» Exercise aim: Look through the material beneath and copy each line with the word "content".

^^^^^^^^

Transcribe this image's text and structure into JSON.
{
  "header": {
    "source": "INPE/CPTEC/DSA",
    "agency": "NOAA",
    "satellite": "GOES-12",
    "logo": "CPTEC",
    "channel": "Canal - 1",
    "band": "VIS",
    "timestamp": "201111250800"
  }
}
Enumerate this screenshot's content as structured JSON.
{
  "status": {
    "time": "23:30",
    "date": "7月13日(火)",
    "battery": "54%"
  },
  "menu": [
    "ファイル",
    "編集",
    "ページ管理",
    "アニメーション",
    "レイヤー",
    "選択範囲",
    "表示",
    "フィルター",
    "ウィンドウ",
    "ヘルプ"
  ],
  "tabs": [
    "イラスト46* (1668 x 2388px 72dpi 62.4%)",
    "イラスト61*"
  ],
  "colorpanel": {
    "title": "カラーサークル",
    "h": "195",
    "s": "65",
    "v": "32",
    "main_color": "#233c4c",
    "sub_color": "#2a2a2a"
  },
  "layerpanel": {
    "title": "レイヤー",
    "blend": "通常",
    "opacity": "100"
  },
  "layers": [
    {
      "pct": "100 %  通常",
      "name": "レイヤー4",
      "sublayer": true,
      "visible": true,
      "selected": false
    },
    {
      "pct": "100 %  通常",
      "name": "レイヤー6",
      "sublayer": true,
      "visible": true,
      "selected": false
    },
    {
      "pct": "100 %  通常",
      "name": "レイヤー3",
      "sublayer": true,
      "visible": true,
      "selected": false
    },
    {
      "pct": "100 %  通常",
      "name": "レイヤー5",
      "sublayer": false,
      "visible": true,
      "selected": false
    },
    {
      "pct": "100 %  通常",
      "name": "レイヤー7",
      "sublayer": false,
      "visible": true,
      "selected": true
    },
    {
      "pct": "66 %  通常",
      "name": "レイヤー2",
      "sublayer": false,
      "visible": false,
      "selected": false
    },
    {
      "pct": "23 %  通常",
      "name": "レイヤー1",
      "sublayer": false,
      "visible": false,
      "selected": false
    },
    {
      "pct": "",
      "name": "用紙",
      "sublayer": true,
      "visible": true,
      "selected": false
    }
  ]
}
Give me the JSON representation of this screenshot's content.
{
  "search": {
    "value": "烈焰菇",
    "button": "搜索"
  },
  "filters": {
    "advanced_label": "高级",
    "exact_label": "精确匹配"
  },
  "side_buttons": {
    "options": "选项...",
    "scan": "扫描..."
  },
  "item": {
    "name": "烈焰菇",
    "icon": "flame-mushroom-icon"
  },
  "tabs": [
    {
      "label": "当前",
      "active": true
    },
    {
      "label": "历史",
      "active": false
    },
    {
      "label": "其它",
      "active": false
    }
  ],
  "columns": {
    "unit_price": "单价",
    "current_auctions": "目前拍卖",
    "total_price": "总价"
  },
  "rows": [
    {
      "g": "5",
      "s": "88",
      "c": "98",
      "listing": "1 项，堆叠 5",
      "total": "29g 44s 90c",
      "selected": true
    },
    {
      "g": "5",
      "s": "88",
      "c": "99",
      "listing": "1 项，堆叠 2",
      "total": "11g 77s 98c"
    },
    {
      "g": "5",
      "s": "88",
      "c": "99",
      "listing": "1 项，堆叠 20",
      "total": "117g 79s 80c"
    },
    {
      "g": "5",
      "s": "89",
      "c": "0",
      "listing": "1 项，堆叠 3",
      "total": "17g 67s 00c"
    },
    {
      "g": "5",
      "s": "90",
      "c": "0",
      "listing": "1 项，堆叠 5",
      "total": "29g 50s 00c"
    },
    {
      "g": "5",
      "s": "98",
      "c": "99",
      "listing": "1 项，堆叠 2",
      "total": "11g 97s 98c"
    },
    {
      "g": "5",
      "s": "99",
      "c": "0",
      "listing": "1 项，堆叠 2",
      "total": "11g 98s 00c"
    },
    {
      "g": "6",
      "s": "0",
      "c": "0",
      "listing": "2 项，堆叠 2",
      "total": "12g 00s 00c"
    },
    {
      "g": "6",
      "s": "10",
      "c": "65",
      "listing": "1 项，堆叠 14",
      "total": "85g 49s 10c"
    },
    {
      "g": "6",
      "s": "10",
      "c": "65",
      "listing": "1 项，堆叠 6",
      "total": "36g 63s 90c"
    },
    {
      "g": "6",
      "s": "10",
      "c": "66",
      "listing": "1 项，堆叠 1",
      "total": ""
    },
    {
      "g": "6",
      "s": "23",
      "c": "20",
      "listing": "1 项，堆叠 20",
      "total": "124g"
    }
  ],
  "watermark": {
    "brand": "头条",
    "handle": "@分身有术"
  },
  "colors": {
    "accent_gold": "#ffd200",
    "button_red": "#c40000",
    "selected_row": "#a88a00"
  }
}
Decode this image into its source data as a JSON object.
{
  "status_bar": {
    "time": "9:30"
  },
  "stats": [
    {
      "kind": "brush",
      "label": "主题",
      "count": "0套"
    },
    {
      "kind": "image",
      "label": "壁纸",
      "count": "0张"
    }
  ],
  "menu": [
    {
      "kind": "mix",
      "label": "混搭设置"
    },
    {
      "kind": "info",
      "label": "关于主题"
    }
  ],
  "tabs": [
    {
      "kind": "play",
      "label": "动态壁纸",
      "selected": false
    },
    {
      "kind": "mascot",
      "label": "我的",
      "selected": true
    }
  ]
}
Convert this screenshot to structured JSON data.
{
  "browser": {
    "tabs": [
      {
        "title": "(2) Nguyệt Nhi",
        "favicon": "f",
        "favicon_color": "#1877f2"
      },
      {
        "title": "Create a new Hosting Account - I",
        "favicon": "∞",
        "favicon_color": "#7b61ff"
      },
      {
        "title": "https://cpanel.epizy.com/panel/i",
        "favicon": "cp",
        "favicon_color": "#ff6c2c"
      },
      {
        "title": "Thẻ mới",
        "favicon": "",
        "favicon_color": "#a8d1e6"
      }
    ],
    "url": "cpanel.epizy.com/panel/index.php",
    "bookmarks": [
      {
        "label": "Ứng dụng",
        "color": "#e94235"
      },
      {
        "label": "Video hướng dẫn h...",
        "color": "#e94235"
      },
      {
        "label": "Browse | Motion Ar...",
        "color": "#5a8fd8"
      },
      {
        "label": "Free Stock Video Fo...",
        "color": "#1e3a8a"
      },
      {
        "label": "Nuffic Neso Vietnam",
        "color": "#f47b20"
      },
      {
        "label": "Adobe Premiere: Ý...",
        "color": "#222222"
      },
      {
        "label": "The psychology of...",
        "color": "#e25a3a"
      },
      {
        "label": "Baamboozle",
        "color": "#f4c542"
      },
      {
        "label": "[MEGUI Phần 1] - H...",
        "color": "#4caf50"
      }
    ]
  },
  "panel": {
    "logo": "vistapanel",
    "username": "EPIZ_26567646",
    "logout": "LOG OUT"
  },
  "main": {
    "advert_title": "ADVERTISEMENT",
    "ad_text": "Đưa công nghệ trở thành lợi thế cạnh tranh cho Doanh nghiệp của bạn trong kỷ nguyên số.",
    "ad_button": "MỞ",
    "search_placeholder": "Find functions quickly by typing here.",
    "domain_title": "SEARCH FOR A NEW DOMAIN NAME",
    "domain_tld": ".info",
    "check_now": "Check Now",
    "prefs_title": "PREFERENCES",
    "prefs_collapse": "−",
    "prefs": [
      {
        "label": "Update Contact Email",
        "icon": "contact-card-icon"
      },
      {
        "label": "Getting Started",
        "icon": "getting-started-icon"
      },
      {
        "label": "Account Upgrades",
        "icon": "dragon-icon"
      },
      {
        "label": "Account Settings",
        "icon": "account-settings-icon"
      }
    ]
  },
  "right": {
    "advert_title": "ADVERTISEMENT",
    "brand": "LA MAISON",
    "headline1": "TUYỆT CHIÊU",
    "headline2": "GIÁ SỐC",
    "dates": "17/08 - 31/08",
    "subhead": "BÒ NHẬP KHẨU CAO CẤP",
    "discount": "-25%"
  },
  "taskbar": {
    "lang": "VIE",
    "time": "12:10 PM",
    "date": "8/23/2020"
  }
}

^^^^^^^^

» Finished task:
Enumerate this screenshot's content as structured JSON.
Give me the JSON representation of this screenshot's content.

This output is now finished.